He says they will discuss the trends and how the components are improvised. The focus then shifts to IED counterterrorism to respond to suspicious packages and items, with Tilley saying, "If you have what you believe to be an IED how that's responded to specifically how you search a facility search a building search the exterior and we get into different search procedures tactics things like that."

But knowing how to respond to threats is not the only focus. Tilley says he is also sharing counterterrorism approaches, saying, "It is being aware of how IEDs are used by different groups and really just what those different group tactics and techniques are. We will do everything from the international terrorist groups we'll have some extensive discussion on ISIS and Al Qaeda and some of these different more major groups."

He says in focusing on the terrorist group they will also look at domestic groups and organizations recognized by the government before touching on the home grown extremists and the "lone wolf" he says they will discuss how to recognize extremism and how to thwart events by understanding what to look for. Lastly, Tilley focuses on IED awareness and bomb threat management sharing how to assess the threat and manage the threat to determine if it is a real threat or not so that resources can be used better when responding to the threats. 

  • NEWS HEADLINESMore>>

  • Volunteers clean Tumon Bay of invasive algae

    Volunteers clean Tumon Bay of invasive algae

    The Guam Visitors Bureau, Guam Department of Agriculture and volunteers held a cleanup in the waters of Tumon Bay on Sunday morning. However, it was a different kind of clean up as volunteers were removing an invasiv

    More >>

    The Guam Visitors Bureau, Guam Department of Agriculture and volunteers held a cleanup in the waters of Tumon Bay on Sunday morning. However, it was a different kind of clean up as volunteers were removing an invasive algae known as Chaetomorpha. The algal bloom was noticed in Tumon after tropical storm Maria passed Guam. It had spread within 100 feet of the reef. “If we don’t

    More >>
  • GFD: Shark attack false alarm

    GFD: Shark attack false alarm

    Hikers at Pagat reported a human body being eaten by a shark, but it was a false alarm. KUAM News confirms hikers in the Pagat area phoned in a report of a person in the waters off Pagat, and that the person was being eaten by a shark. After US Coast Guard and Guam Fire Department units responded, it was confirmed the “body” was actually a deer carcass. Sharks had eaten the carcass and when units responded, only the deer head and a parts of the carcass remained.

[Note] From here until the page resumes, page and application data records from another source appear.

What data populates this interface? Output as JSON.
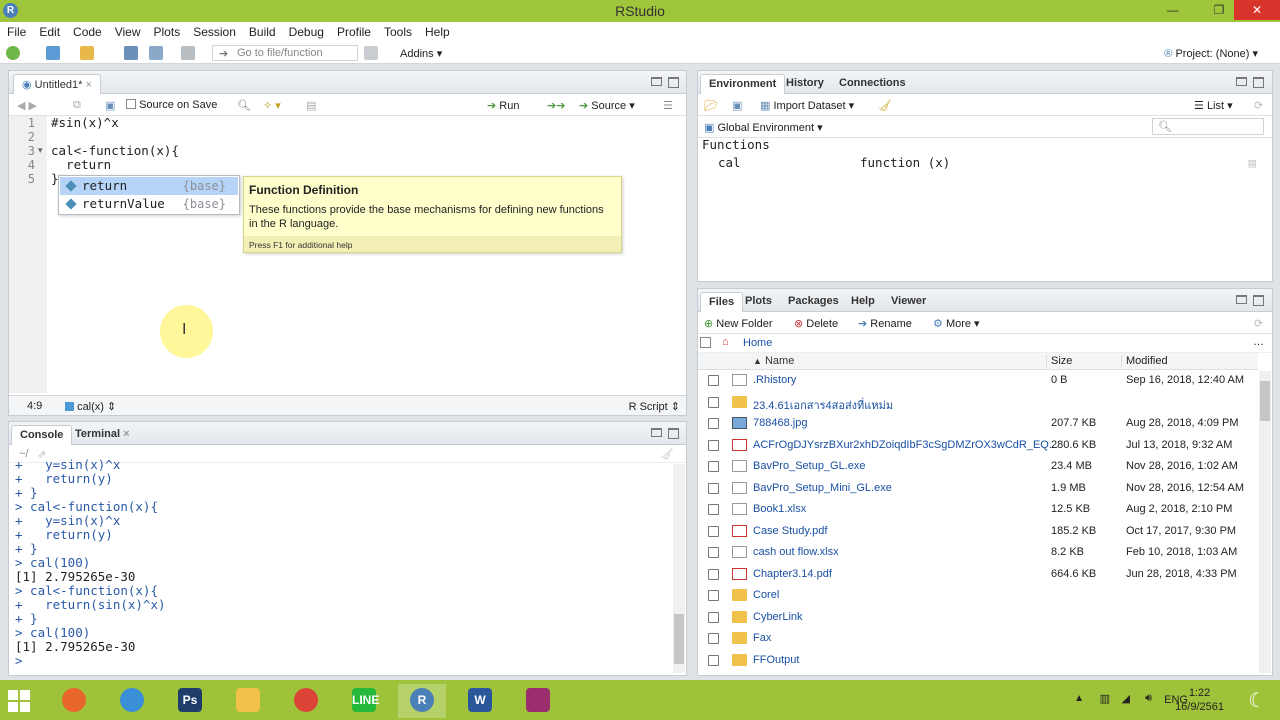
{
  "window": {
    "title": "RStudio"
  },
  "menu": [
    "File",
    "Edit",
    "Code",
    "View",
    "Plots",
    "Session",
    "Build",
    "Debug",
    "Profile",
    "Tools",
    "Help"
  ],
  "toolbar": {
    "goto_placeholder": "Go to file/function",
    "addins": "Addins",
    "project": "Project: (None)"
  },
  "editor": {
    "tab": "Untitled1*",
    "source_on_save": "Source on Save",
    "run": "Run",
    "source": "Source",
    "lines": [
      {
        "n": "1",
        "text": "#sin(x)^x"
      },
      {
        "n": "2",
        "text": ""
      },
      {
        "n": "3",
        "text": "cal<-function(x){"
      },
      {
        "n": "4",
        "text": "  return"
      },
      {
        "n": "5",
        "text": "}"
      }
    ],
    "autocomplete": [
      {
        "name": "return",
        "pkg": "{base}"
      },
      {
        "name": "returnValue",
        "pkg": "{base}"
      }
    ],
    "help": {
      "title": "Function Definition",
      "body": "These functions provide the base mechanisms for defining new functions in the R language.",
      "footer": "Press F1 for additional help"
    },
    "status_pos": "4:9",
    "status_scope": "cal(x)",
    "status_lang": "R Script"
  },
  "console": {
    "tabs": [
      "Console",
      "Terminal"
    ],
    "path": "~/",
    "lines": [
      {
        "text": "+   y=sin(x)^x",
        "type": "prompt"
      },
      {
        "text": "+   return(y)",
        "type": "prompt"
      },
      {
        "text": "+ }",
        "type": "prompt"
      },
      {
        "text": "> cal<-function(x){",
        "type": "prompt"
      },
      {
        "text": "+   y=sin(x)^x",
        "type": "prompt"
      },
      {
        "text": "+   return(y)",
        "type": "prompt"
      },
      {
        "text": "+ }",
        "type": "prompt"
      },
      {
        "text": "> cal(100)",
        "type": "prompt"
      },
      {
        "text": "[1] 2.795265e-30",
        "type": "out"
      },
      {
        "text": "> cal<-function(x){",
        "type": "prompt"
      },
      {
        "text": "+   return(sin(x)^x)",
        "type": "prompt"
      },
      {
        "text": "+ }",
        "type": "prompt"
      },
      {
        "text": "> cal(100)",
        "type": "prompt"
      },
      {
        "text": "[1] 2.795265e-30",
        "type": "out"
      },
      {
        "text": "> ",
        "type": "prompt"
      }
    ]
  },
  "env": {
    "tabs": [
      "Environment",
      "History",
      "Connections"
    ],
    "import": "Import Dataset",
    "list": "List",
    "scope": "Global Environment",
    "section": "Functions",
    "rows": [
      {
        "name": "cal",
        "value": "function (x)"
      }
    ]
  },
  "files": {
    "tabs": [
      "Files",
      "Plots",
      "Packages",
      "Help",
      "Viewer"
    ],
    "new_folder": "New Folder",
    "delete": "Delete",
    "rename": "Rename",
    "more": "More",
    "home": "Home",
    "col_name": "Name",
    "col_size": "Size",
    "col_modified": "Modified",
    "rows": [
      {
        "name": ".Rhistory",
        "size": "0 B",
        "modified": "Sep 16, 2018, 12:40 AM",
        "kind": "doc"
      },
      {
        "name": "23.4.61เอกสาร4สอส่งที่แหม่ม",
        "size": "",
        "modified": "",
        "kind": "folder"
      },
      {
        "name": "788468.jpg",
        "size": "207.7 KB",
        "modified": "Aug 28, 2018, 4:09 PM",
        "kind": "img"
      },
      {
        "name": "ACFrOgDJYsrzBXur2xhDZoiqdIbF3cSgDMZrOX3wCdR_EQ...",
        "size": "280.6 KB",
        "modified": "Jul 13, 2018, 9:32 AM",
        "kind": "pdf"
      },
      {
        "name": "BavPro_Setup_GL.exe",
        "size": "23.4 MB",
        "modified": "Nov 28, 2016, 1:02 AM",
        "kind": "doc"
      },
      {
        "name": "BavPro_Setup_Mini_GL.exe",
        "size": "1.9 MB",
        "modified": "Nov 28, 2016, 12:54 AM",
        "kind": "doc"
      },
      {
        "name": "Book1.xlsx",
        "size": "12.5 KB",
        "modified": "Aug 2, 2018, 2:10 PM",
        "kind": "doc"
      },
      {
        "name": "Case Study.pdf",
        "size": "185.2 KB",
        "modified": "Oct 17, 2017, 9:30 PM",
        "kind": "pdf"
      },
      {
        "name": "cash out flow.xlsx",
        "size": "8.2 KB",
        "modified": "Feb 10, 2018, 1:03 AM",
        "kind": "doc"
      },
      {
        "name": "Chapter3.14.pdf",
        "size": "664.6 KB",
        "modified": "Jun 28, 2018, 4:33 PM",
        "kind": "pdf"
      },
      {
        "name": "Corel",
        "size": "",
        "modified": "",
        "kind": "folder"
      },
      {
        "name": "CyberLink",
        "size": "",
        "modified": "",
        "kind": "folder"
      },
      {
        "name": "Fax",
        "size": "",
        "modified": "",
        "kind": "folder"
      },
      {
        "name": "FFOutput",
        "size": "",
        "modified": "",
        "kind": "folder"
      }
    ]
  },
  "taskbar": {
    "apps": [
      {
        "name": "firefox",
        "label": "",
        "color": "#e8662b"
      },
      {
        "name": "browser2",
        "label": "",
        "color": "#3a8fd6"
      },
      {
        "name": "photoshop",
        "label": "Ps",
        "color": "#1f3d6b"
      },
      {
        "name": "explorer",
        "label": "",
        "color": "#f0c14b"
      },
      {
        "name": "chrome",
        "label": "",
        "color": "#db4437"
      },
      {
        "name": "line",
        "label": "LINE",
        "color": "#25b83a"
      },
      {
        "name": "rstudio",
        "label": "R",
        "color": "#4b7fb8"
      },
      {
        "name": "word",
        "label": "W",
        "color": "#2b579a"
      },
      {
        "name": "teams",
        "label": "",
        "color": "#9b2f6e"
      }
    ],
    "lang": "ENG",
    "time": "1:22",
    "date": "16/9/2561"
  }
}
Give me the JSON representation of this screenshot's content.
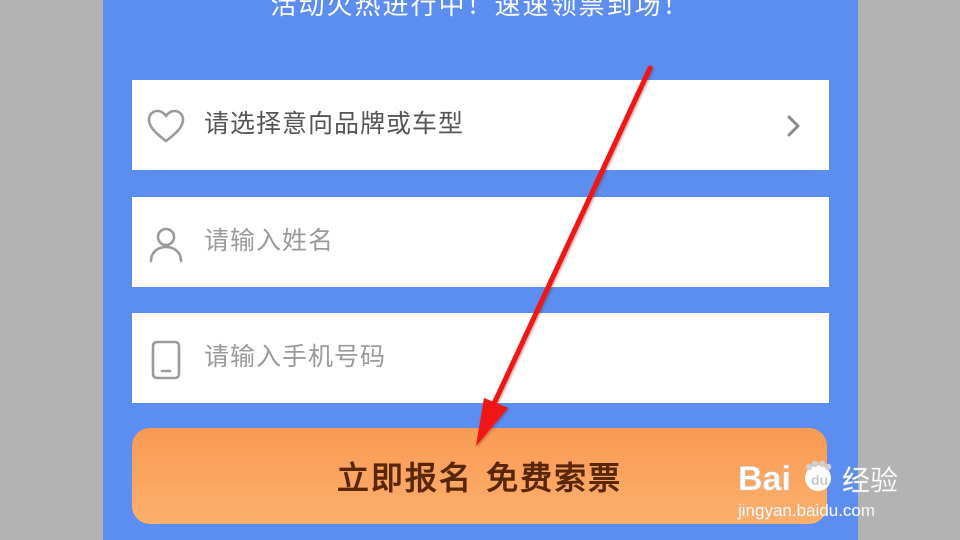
{
  "headline": "活动火热进行中！速速领票到场！",
  "form": {
    "brand_select": {
      "label": "请选择意向品牌或车型",
      "icon": "heart-icon"
    },
    "name_field": {
      "placeholder": "请输入姓名",
      "icon": "user-icon"
    },
    "phone_field": {
      "placeholder": "请输入手机号码",
      "icon": "phone-icon"
    },
    "submit_label": "立即报名 免费索票"
  },
  "watermark": {
    "brand": "Baidu经验",
    "url": "jingyan.baidu.com"
  },
  "colors": {
    "panel": "#5b8ef0",
    "button": "#f99a55",
    "arrow": "#f01818"
  }
}
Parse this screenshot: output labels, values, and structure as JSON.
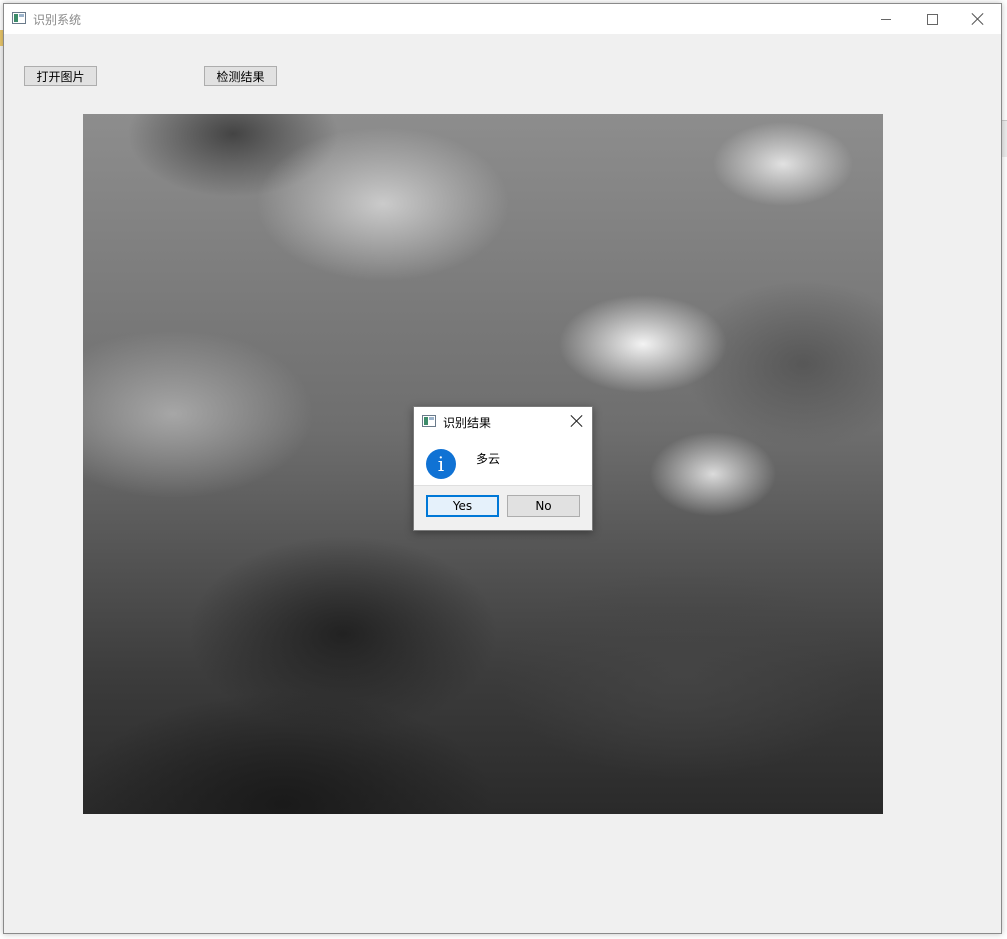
{
  "window": {
    "title": "识别系统",
    "icon": "app-window-icon",
    "controls": [
      "minimize-icon",
      "maximize-icon",
      "close-icon"
    ]
  },
  "toolbar": {
    "open_label": "打开图片",
    "detect_label": "检测结果"
  },
  "image": {
    "description_icon": "cloudy-sky-image"
  },
  "dialog": {
    "title": "识别结果",
    "icon": "information-icon",
    "info_glyph": "i",
    "message": "多云",
    "yes_label": "Yes",
    "no_label": "No",
    "accent_color": "#0078d7"
  }
}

    More >>

    Hikers at Pagat reported a human body being eaten by a shark, but it was a false alarm. KUAM News confirms hikers in the Pagat area phoned in a report of a person in the waters off Pagat, and that the person was being eaten by a shark. After US Coast Guard and Guam Fire Department units responded, it was confirmed the “body” was actually a deer carcass. Shark

    More >>
  • "Pay it forward" at new Hagatna thrift shop

    "Pay it forward" at new Hagatna thrift shop

    Paying it forward, a new thrift shop in Hagatna accepts not only new and used items, but also monetary donations. The Archdiocese of Agana's Ministry of the Homeless Thrift Store officially opened its doors this week. Residents can "pay it forward" by donMore >>
    Paying it forward, a new thrift shop in Hagatna accepts not only new and used items, but also monetary donations. The Archdiocese of Agana's Ministry of the Homeless Thrift Store officially opened its doors this week. Residents can "pay it forward" by donMore >>
Powered by Frankly